[Description of the task]:
Lines from the entries below that hold "number" form the answer; copy all of them.

(Data records for software interfaces)
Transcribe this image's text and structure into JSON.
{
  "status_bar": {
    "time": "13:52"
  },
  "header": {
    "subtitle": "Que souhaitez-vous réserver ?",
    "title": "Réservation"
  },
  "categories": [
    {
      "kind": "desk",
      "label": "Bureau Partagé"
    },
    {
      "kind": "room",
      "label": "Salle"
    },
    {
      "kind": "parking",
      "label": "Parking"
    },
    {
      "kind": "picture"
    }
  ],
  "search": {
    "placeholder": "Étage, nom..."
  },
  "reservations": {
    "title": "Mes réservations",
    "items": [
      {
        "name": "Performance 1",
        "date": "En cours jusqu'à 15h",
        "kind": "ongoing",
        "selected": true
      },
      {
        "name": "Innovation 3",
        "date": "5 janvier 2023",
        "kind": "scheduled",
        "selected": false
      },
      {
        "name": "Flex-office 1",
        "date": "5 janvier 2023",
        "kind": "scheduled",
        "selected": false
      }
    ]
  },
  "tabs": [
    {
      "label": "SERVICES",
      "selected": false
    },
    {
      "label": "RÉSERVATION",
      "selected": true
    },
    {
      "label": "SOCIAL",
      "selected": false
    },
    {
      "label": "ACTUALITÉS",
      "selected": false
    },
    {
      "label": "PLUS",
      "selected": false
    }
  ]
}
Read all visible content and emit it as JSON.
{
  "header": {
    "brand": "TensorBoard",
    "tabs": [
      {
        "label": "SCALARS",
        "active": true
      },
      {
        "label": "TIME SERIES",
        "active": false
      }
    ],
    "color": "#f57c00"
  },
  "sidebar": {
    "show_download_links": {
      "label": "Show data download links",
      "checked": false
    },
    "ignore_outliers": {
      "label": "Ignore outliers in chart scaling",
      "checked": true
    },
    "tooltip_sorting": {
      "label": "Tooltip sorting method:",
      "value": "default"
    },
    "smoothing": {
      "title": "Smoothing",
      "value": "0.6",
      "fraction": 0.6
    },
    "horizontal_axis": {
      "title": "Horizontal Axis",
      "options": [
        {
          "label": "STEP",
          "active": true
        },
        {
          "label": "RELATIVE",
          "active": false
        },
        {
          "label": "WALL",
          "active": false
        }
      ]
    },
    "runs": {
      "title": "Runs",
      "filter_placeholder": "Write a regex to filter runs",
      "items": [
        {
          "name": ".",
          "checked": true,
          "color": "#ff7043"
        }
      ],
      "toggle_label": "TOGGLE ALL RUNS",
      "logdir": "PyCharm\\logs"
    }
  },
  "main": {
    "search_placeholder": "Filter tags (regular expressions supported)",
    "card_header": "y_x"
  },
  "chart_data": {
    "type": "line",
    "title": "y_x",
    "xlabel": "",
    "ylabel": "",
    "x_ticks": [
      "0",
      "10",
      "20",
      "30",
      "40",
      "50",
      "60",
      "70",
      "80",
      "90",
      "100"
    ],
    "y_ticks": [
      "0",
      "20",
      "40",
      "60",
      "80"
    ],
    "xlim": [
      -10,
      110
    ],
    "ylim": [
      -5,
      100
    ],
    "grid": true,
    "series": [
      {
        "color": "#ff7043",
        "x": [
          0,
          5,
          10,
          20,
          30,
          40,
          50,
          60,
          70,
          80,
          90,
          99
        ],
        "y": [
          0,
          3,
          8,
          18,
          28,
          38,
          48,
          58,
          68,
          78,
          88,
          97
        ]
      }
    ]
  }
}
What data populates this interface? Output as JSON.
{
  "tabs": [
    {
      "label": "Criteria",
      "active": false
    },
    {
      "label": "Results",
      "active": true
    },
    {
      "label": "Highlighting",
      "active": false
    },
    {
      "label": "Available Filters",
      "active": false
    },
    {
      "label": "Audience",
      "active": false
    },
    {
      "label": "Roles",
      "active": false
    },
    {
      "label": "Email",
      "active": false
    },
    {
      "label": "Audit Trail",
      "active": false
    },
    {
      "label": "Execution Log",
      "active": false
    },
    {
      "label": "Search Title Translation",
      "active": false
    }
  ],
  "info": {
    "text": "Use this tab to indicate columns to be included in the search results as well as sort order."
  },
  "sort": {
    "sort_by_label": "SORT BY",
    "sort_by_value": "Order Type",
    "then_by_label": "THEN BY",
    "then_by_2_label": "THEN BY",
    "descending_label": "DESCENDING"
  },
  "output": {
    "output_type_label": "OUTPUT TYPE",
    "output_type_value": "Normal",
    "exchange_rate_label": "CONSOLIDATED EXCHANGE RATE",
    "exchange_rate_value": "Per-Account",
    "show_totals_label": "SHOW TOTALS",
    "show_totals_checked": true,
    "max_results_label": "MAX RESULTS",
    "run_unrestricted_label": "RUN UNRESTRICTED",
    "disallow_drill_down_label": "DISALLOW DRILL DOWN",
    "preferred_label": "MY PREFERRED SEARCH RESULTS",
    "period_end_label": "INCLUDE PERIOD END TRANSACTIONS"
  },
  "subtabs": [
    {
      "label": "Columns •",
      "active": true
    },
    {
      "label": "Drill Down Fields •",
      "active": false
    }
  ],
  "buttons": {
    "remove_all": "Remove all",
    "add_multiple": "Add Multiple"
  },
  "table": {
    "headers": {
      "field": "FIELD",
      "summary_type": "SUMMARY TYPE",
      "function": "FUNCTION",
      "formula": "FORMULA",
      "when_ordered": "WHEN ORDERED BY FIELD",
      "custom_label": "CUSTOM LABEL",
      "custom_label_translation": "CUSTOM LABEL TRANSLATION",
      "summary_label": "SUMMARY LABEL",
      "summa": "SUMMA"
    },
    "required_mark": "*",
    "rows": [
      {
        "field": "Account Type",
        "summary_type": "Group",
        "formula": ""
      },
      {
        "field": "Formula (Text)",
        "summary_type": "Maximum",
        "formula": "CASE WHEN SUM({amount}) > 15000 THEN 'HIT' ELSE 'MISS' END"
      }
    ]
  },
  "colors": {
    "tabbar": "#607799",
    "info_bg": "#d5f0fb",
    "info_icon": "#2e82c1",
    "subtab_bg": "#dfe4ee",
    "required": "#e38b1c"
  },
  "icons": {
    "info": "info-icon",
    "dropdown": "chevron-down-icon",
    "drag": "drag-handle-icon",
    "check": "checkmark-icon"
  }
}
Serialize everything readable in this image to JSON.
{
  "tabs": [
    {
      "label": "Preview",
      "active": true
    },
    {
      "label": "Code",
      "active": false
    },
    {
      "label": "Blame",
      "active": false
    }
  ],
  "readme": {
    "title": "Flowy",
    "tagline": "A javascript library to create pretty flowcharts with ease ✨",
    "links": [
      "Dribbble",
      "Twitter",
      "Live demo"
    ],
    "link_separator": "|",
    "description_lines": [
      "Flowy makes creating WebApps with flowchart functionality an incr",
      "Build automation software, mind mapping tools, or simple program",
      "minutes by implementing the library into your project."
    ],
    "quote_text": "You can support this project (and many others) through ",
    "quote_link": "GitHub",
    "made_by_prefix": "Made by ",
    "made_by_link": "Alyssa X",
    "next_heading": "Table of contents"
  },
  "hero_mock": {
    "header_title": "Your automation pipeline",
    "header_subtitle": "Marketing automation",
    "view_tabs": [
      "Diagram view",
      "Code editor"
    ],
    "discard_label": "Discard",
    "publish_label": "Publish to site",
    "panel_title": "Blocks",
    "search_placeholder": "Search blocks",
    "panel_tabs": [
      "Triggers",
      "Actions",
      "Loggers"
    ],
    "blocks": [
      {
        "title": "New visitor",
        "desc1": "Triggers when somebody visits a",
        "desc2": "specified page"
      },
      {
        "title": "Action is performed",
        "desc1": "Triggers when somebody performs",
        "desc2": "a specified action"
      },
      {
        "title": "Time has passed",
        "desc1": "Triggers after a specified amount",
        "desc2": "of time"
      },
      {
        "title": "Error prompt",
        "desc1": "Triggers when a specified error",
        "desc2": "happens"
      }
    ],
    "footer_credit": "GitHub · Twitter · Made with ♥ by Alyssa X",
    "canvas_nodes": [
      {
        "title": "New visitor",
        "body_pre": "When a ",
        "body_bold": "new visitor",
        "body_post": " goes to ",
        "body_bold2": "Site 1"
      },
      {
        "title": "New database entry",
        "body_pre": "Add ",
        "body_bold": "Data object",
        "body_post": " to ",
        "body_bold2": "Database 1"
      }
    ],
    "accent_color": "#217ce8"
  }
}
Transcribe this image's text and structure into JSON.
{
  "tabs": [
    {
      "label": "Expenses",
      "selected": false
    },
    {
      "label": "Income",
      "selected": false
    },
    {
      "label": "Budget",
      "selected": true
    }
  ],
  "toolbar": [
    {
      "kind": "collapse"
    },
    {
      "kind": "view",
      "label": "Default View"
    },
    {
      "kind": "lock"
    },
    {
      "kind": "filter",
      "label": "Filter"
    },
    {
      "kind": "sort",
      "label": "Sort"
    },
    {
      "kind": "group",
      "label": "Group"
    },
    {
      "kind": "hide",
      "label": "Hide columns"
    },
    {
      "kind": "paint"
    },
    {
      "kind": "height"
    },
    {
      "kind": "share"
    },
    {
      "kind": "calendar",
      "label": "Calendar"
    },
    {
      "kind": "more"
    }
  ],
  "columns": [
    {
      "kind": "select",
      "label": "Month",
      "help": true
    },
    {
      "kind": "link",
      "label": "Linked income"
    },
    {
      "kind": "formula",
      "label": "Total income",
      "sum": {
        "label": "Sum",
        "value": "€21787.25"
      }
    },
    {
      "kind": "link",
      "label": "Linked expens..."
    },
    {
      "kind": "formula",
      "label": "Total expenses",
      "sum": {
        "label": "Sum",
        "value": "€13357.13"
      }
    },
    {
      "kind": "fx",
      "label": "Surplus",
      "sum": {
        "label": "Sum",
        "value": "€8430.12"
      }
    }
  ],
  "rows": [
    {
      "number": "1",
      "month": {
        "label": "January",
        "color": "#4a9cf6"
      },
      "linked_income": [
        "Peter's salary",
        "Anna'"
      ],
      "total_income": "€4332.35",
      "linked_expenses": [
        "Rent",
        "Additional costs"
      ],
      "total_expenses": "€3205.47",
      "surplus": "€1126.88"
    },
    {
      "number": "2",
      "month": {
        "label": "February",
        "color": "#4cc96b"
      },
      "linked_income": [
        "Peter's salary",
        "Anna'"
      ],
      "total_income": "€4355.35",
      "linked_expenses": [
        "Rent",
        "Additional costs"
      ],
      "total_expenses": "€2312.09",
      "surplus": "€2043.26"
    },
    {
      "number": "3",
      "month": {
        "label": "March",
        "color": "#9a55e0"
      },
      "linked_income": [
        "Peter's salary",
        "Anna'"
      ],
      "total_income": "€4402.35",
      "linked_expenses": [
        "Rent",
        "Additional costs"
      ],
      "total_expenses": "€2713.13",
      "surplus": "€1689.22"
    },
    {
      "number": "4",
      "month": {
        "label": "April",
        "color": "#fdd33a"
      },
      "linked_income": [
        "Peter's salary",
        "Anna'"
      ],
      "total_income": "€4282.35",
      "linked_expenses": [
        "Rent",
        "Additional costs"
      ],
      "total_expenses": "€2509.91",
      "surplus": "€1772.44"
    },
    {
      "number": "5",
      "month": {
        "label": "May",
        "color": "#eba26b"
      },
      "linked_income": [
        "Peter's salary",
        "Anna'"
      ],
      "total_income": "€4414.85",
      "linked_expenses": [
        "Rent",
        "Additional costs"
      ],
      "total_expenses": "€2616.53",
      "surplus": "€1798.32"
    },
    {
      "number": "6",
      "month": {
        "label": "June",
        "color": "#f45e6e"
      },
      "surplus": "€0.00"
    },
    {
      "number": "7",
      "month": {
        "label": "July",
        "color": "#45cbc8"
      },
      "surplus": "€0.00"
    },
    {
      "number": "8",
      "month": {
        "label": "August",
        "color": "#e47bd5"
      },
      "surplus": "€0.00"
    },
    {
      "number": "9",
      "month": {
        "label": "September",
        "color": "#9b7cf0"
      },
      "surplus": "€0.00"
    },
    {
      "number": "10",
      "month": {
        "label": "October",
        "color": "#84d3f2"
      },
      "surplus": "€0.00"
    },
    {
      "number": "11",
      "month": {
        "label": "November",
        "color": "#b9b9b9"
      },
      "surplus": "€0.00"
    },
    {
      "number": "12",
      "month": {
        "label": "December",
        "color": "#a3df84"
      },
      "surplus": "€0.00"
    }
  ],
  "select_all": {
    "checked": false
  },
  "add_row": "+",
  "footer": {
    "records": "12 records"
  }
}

[Answer box]:
      "number": "1",
      "number": "2",
      "number": "3",
      "number": "4",
      "number": "5",
      "number": "6",
      "number": "7",
      "number": "8",
      "number": "9",
      "number": "10",
      "number": "11",
      "number": "12",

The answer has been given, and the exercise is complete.